Each entry needs to be reproduced verbatim.

::: Given records :::

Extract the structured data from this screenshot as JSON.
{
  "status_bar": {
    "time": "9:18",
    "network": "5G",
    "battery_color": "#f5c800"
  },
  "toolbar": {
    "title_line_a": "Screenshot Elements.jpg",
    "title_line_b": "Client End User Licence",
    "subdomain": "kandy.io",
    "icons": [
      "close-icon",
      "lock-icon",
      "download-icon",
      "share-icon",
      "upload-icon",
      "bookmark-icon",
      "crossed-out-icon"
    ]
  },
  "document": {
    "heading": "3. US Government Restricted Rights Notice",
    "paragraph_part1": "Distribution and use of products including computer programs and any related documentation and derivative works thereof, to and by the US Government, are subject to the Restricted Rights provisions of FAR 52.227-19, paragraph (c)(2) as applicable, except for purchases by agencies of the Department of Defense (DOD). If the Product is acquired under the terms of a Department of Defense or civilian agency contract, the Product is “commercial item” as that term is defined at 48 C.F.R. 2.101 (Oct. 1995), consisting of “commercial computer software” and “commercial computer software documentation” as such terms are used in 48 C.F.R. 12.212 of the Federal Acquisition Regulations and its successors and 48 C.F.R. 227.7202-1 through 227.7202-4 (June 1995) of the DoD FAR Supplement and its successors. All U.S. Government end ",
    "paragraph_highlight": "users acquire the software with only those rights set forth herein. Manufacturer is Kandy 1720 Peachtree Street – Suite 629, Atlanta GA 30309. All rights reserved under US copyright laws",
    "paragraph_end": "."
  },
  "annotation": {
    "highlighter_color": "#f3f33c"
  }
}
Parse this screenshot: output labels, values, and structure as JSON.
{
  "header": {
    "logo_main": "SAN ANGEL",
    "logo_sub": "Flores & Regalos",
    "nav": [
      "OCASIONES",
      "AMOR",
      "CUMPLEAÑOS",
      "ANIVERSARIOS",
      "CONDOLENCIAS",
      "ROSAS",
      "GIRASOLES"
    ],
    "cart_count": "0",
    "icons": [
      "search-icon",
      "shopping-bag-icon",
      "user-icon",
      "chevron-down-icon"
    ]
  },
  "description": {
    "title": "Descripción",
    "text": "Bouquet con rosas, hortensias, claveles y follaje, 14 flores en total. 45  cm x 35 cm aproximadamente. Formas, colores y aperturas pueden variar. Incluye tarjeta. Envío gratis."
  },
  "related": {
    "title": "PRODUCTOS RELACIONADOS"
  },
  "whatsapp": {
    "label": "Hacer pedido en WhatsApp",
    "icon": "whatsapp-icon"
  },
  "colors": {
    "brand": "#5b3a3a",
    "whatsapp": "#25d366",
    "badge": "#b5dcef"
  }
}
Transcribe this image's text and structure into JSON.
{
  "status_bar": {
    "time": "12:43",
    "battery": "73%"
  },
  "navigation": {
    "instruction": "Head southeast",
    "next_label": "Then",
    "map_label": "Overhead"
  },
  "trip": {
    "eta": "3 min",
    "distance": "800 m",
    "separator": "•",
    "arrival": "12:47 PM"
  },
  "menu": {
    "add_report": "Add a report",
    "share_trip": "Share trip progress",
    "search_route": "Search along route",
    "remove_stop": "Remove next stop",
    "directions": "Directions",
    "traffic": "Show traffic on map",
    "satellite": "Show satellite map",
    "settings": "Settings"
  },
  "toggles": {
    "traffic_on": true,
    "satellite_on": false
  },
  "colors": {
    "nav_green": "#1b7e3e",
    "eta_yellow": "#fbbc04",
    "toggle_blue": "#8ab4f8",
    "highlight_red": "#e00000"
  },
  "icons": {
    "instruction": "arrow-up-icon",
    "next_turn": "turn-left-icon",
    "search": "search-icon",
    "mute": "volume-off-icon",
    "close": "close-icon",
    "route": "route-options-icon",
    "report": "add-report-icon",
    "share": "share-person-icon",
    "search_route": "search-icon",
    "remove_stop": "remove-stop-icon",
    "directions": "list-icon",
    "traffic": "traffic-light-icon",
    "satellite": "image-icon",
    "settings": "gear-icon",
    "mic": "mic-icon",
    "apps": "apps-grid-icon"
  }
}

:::

> **Response**
Extract the structured data from this screenshot as JSON.
{
  "status_bar": {
    "time": "9:18",
    "network": "5G",
    "battery_color": "#f5c800"
  },
  "toolbar": {
    "title_line_a": "Screenshot Elements.jpg",
    "title_line_b": "Client End User Licence",
    "subdomain": "kandy.io",
    "icons": [
      "close-icon",
      "lock-icon",
      "download-icon",
      "share-icon",
      "upload-icon",
      "bookmark-icon",
      "crossed-out-icon"
    ]
  },
  "document": {
    "heading": "3. US Government Restricted Rights Notice",
    "paragraph_part1": "Distribution and use of products including computer programs and any related documentation and derivative works thereof, to and by the US Government, are subject to the Restricted Rights provisions of FAR 52.227-19, paragraph (c)(2) as applicable, except for purchases by agencies of the Department of Defense (DOD). If the Product is acquired under the terms of a Department of Defense or civilian agency contract, the Product is “commercial item” as that term is defined at 48 C.F.R. 2.101 (Oct. 1995), consisting of “commercial computer software” and “commercial computer software documentation” as such terms are used in 48 C.F.R. 12.212 of the Federal Acquisition Regulations and its successors and 48 C.F.R. 227.7202-1 through 227.7202-4 (June 1995) of the DoD FAR Supplement and its successors. All U.S. Government end ",
    "paragraph_highlight": "users acquire the software with only those rights set forth herein. Manufacturer is Kandy 1720 Peachtree Street – Suite 629, Atlanta GA 30309. All rights reserved under US copyright laws",
    "paragraph_end": "."
  },
  "annotation": {
    "highlighter_color": "#f3f33c"
  }
}
Parse this screenshot: output labels, values, and structure as JSON.
{
  "header": {
    "logo_main": "SAN ANGEL",
    "logo_sub": "Flores & Regalos",
    "nav": [
      "OCASIONES",
      "AMOR",
      "CUMPLEAÑOS",
      "ANIVERSARIOS",
      "CONDOLENCIAS",
      "ROSAS",
      "GIRASOLES"
    ],
    "cart_count": "0",
    "icons": [
      "search-icon",
      "shopping-bag-icon",
      "user-icon",
      "chevron-down-icon"
    ]
  },
  "description": {
    "title": "Descripción",
    "text": "Bouquet con rosas, hortensias, claveles y follaje, 14 flores en total. 45  cm x 35 cm aproximadamente. Formas, colores y aperturas pueden variar. Incluye tarjeta. Envío gratis."
  },
  "related": {
    "title": "PRODUCTOS RELACIONADOS"
  },
  "whatsapp": {
    "label": "Hacer pedido en WhatsApp",
    "icon": "whatsapp-icon"
  },
  "colors": {
    "brand": "#5b3a3a",
    "whatsapp": "#25d366",
    "badge": "#b5dcef"
  }
}
Transcribe this image's text and structure into JSON.
{
  "status_bar": {
    "time": "12:43",
    "battery": "73%"
  },
  "navigation": {
    "instruction": "Head southeast",
    "next_label": "Then",
    "map_label": "Overhead"
  },
  "trip": {
    "eta": "3 min",
    "distance": "800 m",
    "separator": "•",
    "arrival": "12:47 PM"
  },
  "menu": {
    "add_report": "Add a report",
    "share_trip": "Share trip progress",
    "search_route": "Search along route",
    "remove_stop": "Remove next stop",
    "directions": "Directions",
    "traffic": "Show traffic on map",
    "satellite": "Show satellite map",
    "settings": "Settings"
  },
  "toggles": {
    "traffic_on": true,
    "satellite_on": false
  },
  "colors": {
    "nav_green": "#1b7e3e",
    "eta_yellow": "#fbbc04",
    "toggle_blue": "#8ab4f8",
    "highlight_red": "#e00000"
  },
  "icons": {
    "instruction": "arrow-up-icon",
    "next_turn": "turn-left-icon",
    "search": "search-icon",
    "mute": "volume-off-icon",
    "close": "close-icon",
    "route": "route-options-icon",
    "report": "add-report-icon",
    "share": "share-person-icon",
    "search_route": "search-icon",
    "remove_stop": "remove-stop-icon",
    "directions": "list-icon",
    "traffic": "traffic-light-icon",
    "satellite": "image-icon",
    "settings": "gear-icon",
    "mic": "mic-icon",
    "apps": "apps-grid-icon"
  }
}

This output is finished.